To some, becoming interested in a police officer’s perspective will sound tone-deaf. This moment, they would argue, should not be about elevating the voices of police officers, but about elevating the voices of their victims.
This perspective is only half-right. If reforming the medical system were at the top of the national agenda, it would make sense to seek out the perspectives of nurses, doctors, surgeons, and hospital administrators so that the general public might better understand the challenges they face, and the most promising avenues for reform. The same, I would argue, is true of policing.
The current moment is certainly about understanding the pain felt by victims of police abuse. But it is also about understanding and improving police-civilian interactions so that we never see a repeat of George Floyd’s death. And we cannot understand the relationship between police and civilians if we ignore the first half of that equation.

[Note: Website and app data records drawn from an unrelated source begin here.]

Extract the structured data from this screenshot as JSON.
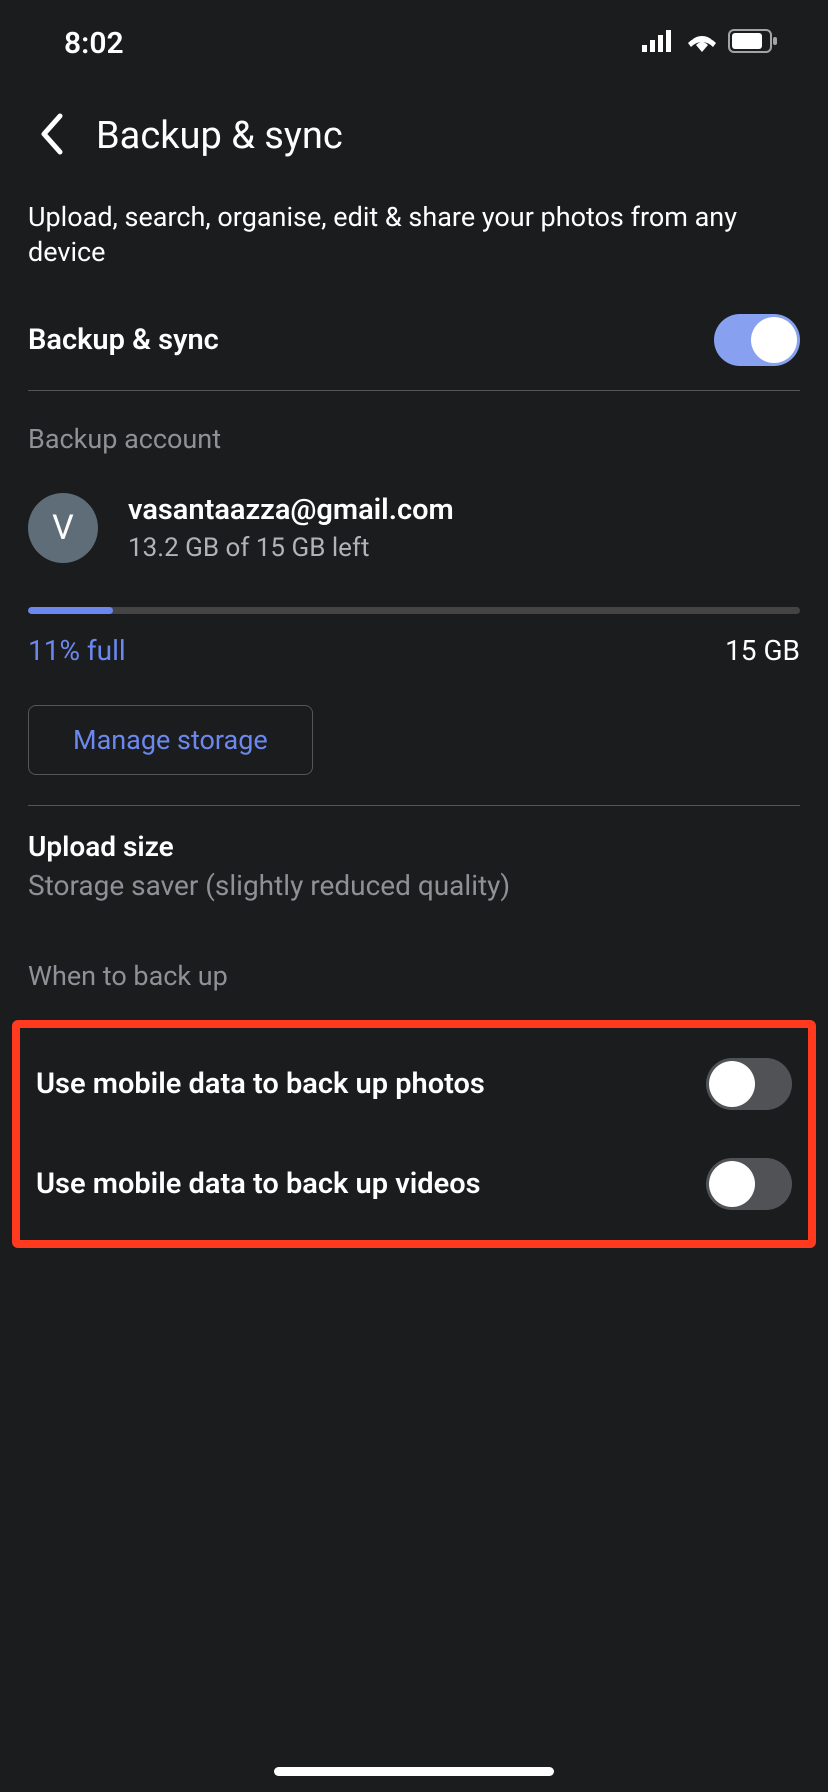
{
  "statusBar": {
    "time": "8:02"
  },
  "header": {
    "title": "Backup & sync"
  },
  "description": "Upload, search, organise, edit & share your photos from any device",
  "backupSync": {
    "label": "Backup & sync",
    "enabled": true
  },
  "backupAccount": {
    "sectionTitle": "Backup account",
    "avatarInitial": "V",
    "email": "vasantaazza@gmail.com",
    "storageText": "13.2 GB of 15 GB left",
    "progressPercent": 11,
    "percentLabel": "11% full",
    "totalStorage": "15 GB",
    "manageButton": "Manage storage"
  },
  "uploadSize": {
    "title": "Upload size",
    "subtitle": "Storage saver (slightly reduced quality)"
  },
  "whenToBackup": {
    "sectionTitle": "When to back up",
    "mobilePhotos": {
      "label": "Use mobile data to back up photos",
      "enabled": false
    },
    "mobileVideos": {
      "label": "Use mobile data to back up videos",
      "enabled": false
    }
  }
}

Policing is a difficult job. Part of that difficulty is inherent in the job of maintaining public safety. But part of it stems from the fact that we ask the police to do too many things. As one former officer observed, the job requires being “a marriage counselor, a mental health crisis professional, a conflict negotiator, a social worker, a child advocate, a traffic safety expert, a sexual assault specialist, and, every once in a while, a public safety officer authorized to use force.” Few could do any one of these things at a high level, much less all of them.
Worse still, many cops are overworked. In Brookline last year, some police officers were reportedly averaging 80-hour workweeks because the department was short-staffed. Sleep-deprived police officers spell danger for everyone. In addition to the fact that as such they are more likely to be rude because of sleep deprivation, thereby provoking some suspects to resist arrest, one study found that such officers had higher levels of implicit racial bias.
The biggest threats facing cops, of course, are injury and death. About 300 officers were shot in 2019; 153 have been shot so far in 2020. And that is to say nothing of the many non-gun-related injuries that officers suffer. While it is true that police officers are aware of these risks going into the job, that is hardly a reason to dismiss their fears as unimportant.
Without a doubt, officers must be held to a higher standard because of the unique power they wield to take away someone’s freedom, their property, or even their life. But we must also recognize the unique — and tragic — irony that comes with that power. As one officer wrote in The Baltimore Sun: “To fight and die for a populace who ignores you or worse yet hates you engenders a lot of doubt, but it also speaks to a remarkable quality of character.” In this moment, whole police departments are being judged by their worst members. Evaluated by that standard, no public sector institution in America would escape denunciation.
Defunding the police would not address the problems I’ve listed; if anything, understaffed departments with poorly trained officers might require more funding, not less. Moreover, sometimes it is the culture of police departments, rather than any particular policy, that must change. For departments with particularly toxic cultures, disbanding and replacing them altogether — such as was done in Camden, N.J. — may be the best path forward.
Successful police reform must be based on a realistic assessment of what policing is like, not just from the perspectives of those who are policed, but also from the perspectives of those who do the policing. No examination of a police officer’s perspective will exonerate or satisfactorily explain what Minneapolis police officer Derek Chauvin did to George Floyd, kneeling on his neck for nearly nine minutes until Floyd died. But understanding the demands of the job can help ensure that reforms actually work.
Coleman Hughes is a contributing editor of City Journal and a fellow at the Manhattan Institute.